There was a strong assertion made during the last Finance Committee meeting, labor costs have been controlled over the last 10 years, and as a result has become a smaller percentage of the budget. Below is a graphical representation of the average teacher salary, within the Octorara Area School District, since the 1999-00 school year. You will notice, after a dip in 07-08, the most rapid rate of increase has been over the last few years.
I also wanted to make a comparison to a neighboring school district. I chose Oxford because it has the starkest contrast.
This information is publicly available on the Pennsylvania Department of Education website.
Not only has Octorara paid a premium for teachers, compared to Oxford, that premium has grown. Since 1999-00, Oxford’s average salary has rose by only, roughly $9,000. Octorara’s average salary has risen by $16,000 per year.
Even more interestingly, the gap between Octorara and Oxford’s average wages remained fairly steady until until 2007-08. What was an average difference of roughly $5,000 for years, jumped to an almost $11,000 difference in just 4 years.
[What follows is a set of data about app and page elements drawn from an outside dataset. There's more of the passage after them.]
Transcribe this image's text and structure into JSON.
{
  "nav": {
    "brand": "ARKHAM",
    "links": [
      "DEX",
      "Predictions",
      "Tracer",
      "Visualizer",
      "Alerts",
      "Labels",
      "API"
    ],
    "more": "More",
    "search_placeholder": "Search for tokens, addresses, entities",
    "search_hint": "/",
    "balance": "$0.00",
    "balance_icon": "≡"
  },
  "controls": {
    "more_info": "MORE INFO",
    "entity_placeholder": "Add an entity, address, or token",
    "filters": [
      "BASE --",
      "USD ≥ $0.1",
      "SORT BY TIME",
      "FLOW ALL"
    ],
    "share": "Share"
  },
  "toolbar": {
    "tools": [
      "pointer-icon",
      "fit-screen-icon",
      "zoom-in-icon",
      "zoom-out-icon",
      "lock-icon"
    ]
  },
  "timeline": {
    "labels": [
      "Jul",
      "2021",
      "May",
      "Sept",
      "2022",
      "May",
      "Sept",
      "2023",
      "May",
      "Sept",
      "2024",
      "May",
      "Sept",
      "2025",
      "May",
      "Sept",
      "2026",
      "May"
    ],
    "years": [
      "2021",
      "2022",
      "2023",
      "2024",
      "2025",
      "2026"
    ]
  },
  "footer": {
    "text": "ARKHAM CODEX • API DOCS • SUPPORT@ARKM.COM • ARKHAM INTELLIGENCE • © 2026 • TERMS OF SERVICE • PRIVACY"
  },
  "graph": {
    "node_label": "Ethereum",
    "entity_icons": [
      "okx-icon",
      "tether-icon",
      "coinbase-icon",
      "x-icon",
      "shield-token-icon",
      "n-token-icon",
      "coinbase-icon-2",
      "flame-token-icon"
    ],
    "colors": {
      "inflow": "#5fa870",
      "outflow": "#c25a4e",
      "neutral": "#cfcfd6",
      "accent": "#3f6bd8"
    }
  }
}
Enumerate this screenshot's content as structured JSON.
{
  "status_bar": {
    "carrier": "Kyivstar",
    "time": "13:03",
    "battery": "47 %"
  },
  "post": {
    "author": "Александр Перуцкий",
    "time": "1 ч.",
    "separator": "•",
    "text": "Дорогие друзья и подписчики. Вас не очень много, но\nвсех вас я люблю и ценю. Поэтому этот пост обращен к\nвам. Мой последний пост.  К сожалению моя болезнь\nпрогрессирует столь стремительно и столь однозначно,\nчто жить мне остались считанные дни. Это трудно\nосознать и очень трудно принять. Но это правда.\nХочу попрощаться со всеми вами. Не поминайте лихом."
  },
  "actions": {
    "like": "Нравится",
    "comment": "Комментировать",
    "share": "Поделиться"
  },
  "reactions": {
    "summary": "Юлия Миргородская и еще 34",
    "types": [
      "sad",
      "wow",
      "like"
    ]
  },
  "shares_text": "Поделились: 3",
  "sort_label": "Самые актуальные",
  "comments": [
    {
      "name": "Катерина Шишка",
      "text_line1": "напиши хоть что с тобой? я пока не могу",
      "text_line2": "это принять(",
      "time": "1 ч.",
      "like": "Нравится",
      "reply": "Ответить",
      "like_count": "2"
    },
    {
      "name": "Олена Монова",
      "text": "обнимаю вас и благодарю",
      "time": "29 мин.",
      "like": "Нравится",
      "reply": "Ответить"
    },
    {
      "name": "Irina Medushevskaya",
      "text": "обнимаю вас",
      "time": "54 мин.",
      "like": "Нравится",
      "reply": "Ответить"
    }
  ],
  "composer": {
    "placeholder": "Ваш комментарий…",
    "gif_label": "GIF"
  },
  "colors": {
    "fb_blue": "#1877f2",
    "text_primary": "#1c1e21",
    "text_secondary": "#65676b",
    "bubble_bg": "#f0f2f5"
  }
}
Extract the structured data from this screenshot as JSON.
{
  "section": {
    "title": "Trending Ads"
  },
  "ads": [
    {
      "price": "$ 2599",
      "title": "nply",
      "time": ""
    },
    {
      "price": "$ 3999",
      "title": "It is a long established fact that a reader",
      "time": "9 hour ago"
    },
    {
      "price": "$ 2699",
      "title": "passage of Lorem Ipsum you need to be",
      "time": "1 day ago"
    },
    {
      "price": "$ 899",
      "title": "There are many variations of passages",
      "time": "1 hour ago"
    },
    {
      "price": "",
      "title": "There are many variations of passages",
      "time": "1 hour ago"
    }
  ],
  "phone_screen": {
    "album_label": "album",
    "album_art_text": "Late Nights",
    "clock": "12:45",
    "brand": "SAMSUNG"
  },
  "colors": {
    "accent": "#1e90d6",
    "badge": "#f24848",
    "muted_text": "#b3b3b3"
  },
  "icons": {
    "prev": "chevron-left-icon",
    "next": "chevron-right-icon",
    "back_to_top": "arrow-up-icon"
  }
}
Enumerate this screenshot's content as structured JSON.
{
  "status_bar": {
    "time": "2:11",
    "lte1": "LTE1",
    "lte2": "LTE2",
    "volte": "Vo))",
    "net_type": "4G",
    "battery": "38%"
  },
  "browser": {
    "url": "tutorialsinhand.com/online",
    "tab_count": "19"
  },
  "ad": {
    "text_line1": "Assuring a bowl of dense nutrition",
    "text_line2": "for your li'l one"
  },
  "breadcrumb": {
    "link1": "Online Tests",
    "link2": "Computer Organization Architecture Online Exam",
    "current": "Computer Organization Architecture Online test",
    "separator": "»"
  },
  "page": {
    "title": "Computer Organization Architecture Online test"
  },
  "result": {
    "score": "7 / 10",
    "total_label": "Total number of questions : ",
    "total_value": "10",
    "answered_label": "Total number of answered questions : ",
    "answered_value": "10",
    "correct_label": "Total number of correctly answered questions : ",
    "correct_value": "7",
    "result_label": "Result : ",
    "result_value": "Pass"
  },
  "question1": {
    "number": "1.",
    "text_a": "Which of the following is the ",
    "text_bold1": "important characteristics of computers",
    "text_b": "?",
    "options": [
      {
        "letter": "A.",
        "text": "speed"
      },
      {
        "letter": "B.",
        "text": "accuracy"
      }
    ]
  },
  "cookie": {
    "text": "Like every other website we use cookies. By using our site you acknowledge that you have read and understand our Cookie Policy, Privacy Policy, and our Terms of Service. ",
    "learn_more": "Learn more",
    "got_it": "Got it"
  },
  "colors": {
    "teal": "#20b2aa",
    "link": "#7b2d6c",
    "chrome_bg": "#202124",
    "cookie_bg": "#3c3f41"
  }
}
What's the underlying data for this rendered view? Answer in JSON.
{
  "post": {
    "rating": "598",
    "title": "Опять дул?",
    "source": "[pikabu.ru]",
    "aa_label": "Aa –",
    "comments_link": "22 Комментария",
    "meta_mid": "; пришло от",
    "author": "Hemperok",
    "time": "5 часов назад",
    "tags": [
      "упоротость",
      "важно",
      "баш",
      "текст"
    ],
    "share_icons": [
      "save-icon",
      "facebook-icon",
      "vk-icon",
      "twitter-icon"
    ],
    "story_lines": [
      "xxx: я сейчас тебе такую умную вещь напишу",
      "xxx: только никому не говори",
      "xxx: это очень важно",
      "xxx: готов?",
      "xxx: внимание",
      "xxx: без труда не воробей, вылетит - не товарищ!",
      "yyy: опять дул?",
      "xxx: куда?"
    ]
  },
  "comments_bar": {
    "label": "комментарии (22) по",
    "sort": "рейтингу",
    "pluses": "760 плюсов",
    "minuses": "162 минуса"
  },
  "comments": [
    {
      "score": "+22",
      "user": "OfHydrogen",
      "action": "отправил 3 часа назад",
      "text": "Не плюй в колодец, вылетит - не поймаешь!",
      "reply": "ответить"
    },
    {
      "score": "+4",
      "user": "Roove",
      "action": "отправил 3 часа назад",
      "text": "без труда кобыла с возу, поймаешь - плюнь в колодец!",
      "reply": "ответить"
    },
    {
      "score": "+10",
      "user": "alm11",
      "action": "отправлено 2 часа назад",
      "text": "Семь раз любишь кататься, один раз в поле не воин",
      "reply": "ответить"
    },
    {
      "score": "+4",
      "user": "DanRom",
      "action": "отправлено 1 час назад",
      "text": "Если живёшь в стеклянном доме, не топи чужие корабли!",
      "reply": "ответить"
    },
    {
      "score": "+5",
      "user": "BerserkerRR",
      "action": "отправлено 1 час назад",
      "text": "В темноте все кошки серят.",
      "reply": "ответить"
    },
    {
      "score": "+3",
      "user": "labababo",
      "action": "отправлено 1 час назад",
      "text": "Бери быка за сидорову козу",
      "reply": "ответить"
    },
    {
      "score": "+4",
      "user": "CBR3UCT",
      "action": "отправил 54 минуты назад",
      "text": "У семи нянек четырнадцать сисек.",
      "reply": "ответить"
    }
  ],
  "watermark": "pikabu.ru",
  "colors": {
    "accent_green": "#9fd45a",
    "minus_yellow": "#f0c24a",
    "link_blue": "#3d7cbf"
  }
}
This difference represents around $2.1 Million (or about 3.2 mills).
Does this, at all, look like labor costs were controlled?
It is another example of how, during the worst economic crisis in recent history, the school district chose to increase spending. Choices related to labor and debt are why taxes keep going up. These poor decisions are why they now want to “control costs” by cutting programs.